Bastardette is short on time today, but we need to plow through Adoption NaBloPoMo, so we’re cobbling together another film clip. This time, That Hagan Girl, (1947) one of Bastardette’s all-time favorite bastard films.
The film is hard to find. As far as I know it has never been released on video or DVD, but it shows up on TCM occasionally. Several years ago I was given a bootleg copy as a Christmas present. Due to its scarcity, and my inability to watch it, I previously wrote about the film secondhand, based on what critics had said at the time of release. I also used comments by its stars Shirley Temple and Ronald Reagan who found the movie, at best, career-humiliating.
Yet, when I finally watched That Hagan Girl, I was blown away by Shirley’s first rate performance (despite the silly plot) of a teenager who endures years of vague small town gossip, learns that she is adopted despite 18 years of family denial, and her whole life has been a lie. I have never seen any film that addresses adoption lies, bastard anger, isolation, and identity dislocation as this film does–even if it doesn’t mean to. In it’s clumsy way, it speaks to us. The most agonizing scene comes when Mary searches through college yearbooks for her mother’s picture. There’s meat in this film.
Mary Hagen lives in a small Ohio town where she agonizes over her illegitimacy and is shunned by most of the townsfolk: the bastard product of a “demented heiress and a “local war hero,” Tom Bates (Ronald Reagan). When teenage Mary finally learns the gossip is true that she really IS adopted and a bastard, she agonizes, “Who am I? Please tell me the truth. ” She begs. “How can you be somebody if you’re nobody to begin with?”
It gets worse.
A boy attacks her in a school corridor and causes a brawl since, as a bastard/ adoptee, she must be fast.

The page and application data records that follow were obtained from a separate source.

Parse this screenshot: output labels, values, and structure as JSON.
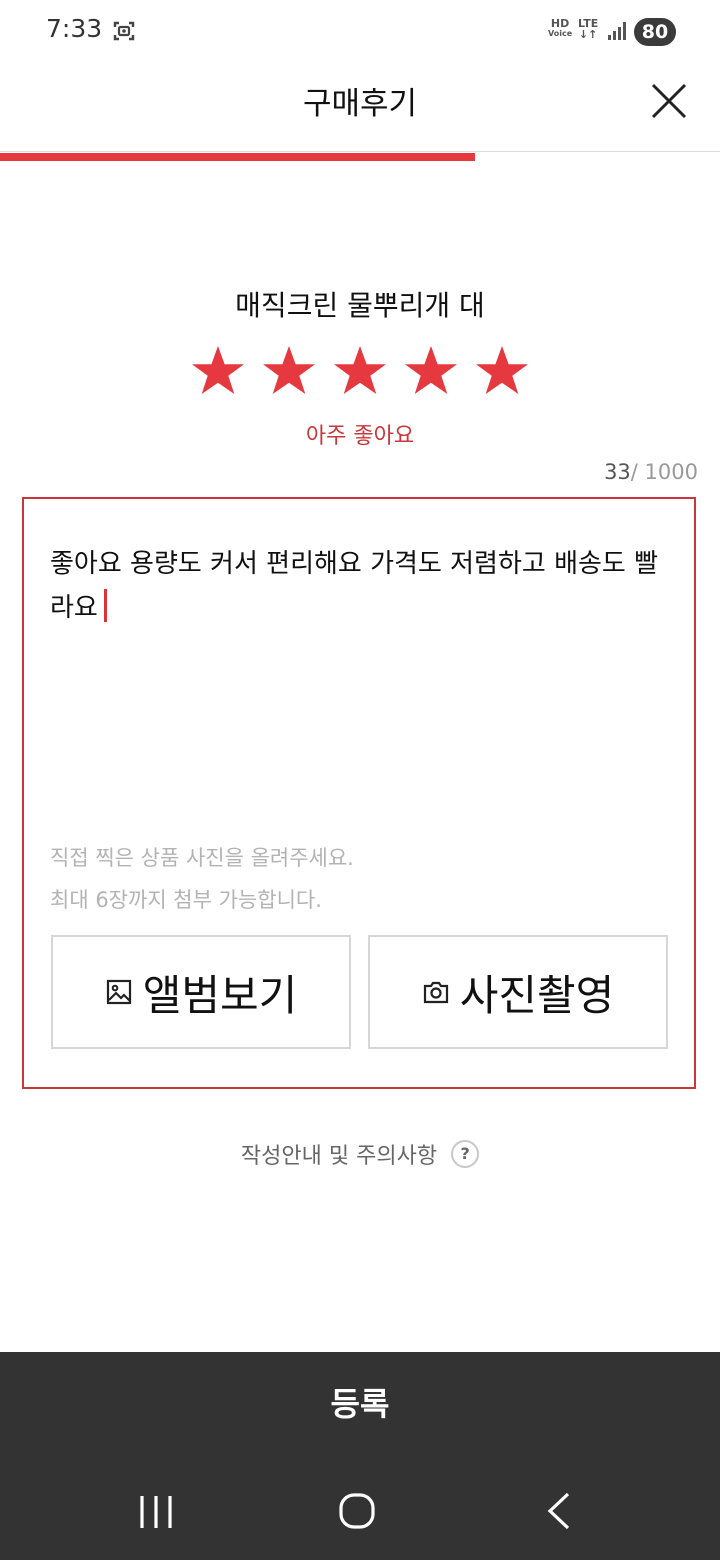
{
  "status_bar": {
    "time": "7:33",
    "hd_top": "HD",
    "hd_bottom": "Voice",
    "lte_top": "LTE",
    "lte_bottom": "↓↑",
    "battery": "80"
  },
  "header": {
    "title": "구매후기",
    "close_icon": "close-icon"
  },
  "progress": {
    "fraction": 0.66,
    "color": "#e5383f"
  },
  "product": {
    "name": "매직크린 물뿌리개 대"
  },
  "rating": {
    "stars_filled": 5,
    "stars_total": 5,
    "label": "아주 좋아요",
    "star_color": "#e5383f"
  },
  "review": {
    "count": "33",
    "limit": "/ 1000",
    "text": "좋아요 용량도 커서 편리해요 가격도 저렴하고 배송도 빨라요"
  },
  "photo": {
    "hint_line1": "직접 찍은 상품 사진을 올려주세요.",
    "hint_line2": "최대 6장까지 첨부 가능합니다.",
    "album_label": "앨범보기",
    "album_icon": "image-icon",
    "camera_label": "사진촬영",
    "camera_icon": "camera-icon"
  },
  "guide": {
    "label": "작성안내 및 주의사항",
    "icon": "?"
  },
  "footer": {
    "register_label": "등록"
  },
  "nav": {
    "recent_icon": "recent-apps-icon",
    "home_icon": "home-icon",
    "back_icon": "back-icon"
  }
}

Instead of disciplining the boy, the principal goes to the school trustees, complains about Mary’s “kind,” and gets Mary kicked out.
Upset, Mary runs away to Chicago. When she’s returned home and to school, by the police she finds herself the object of gossip, especially in the locker room. She throws herself in the local river. When a friendly teacher casts her as the lead in Romeo and Juliet, students are so hostile that she’s removed from the play. Through some plot devices she stands in for Juliet when the snippy-bitch actress gets “accidentally” waylaid. Opening night, her adoptive mother dies. The only kinda-positive in this mess is a weird courtship with a rich boy played by Rory Calhoun, whose mother leads the anti-Mary Hagan gossip. So it’s not that great.
Somewhere in this mess, putative father Tom Bates, returns to town, sets up his law practice, and appears to fall in love with Mary (even though he’s reportedly her father and twice her age) after he rescues her when she throws herself in the river. He also shacks up with Mary’s “friendly teacher” (Lois Maxwell, who gives a fine performance as the town’s only apparent non-provincial; and went on to play the legendary Miss Moneypenny in James Bond films). Bates eventually informs Mary that he’s not her father (a question he could have cleared up years ago and didn’t; and an answer we don’t fully believe). In a little adoption-crazy Hollywood inside joke, Bates tells Mary that she came from an orphanage in Evansville, Illinois (home of The Cradle—adoption agency to the stars). By the end of them film, we don’ know which end is up, despite the heroic efforts of the stars on screen and in real life.
Ronald Reagan detested That Hagen Girl and made repeated attempts to be released from his contract, complaining about the mock incest plot. Reaction to the film was so bad at the sneak preview, in fact, that he was able to get his last line “I love you” excised from the final release. Reagan wrote later, “Before release the line was edited out of the picture, leaving us with a kind of oddball finish in which we climbed on a train—Shirley carrying a bouquet—and left town. You are left to guess as to whether we are married, just traveling together, or did I adopt her?” (My reference to this is in storage so I can’t list it here)
Shirley Temple, in her delicious and very honest autobio Child Star, discusses the film at length (p. 406-413) and documents how her exciting”lip-smacking” breakout role became an embarrassment. The only Hagan Girl clip I can find is the TCM original trailer, here.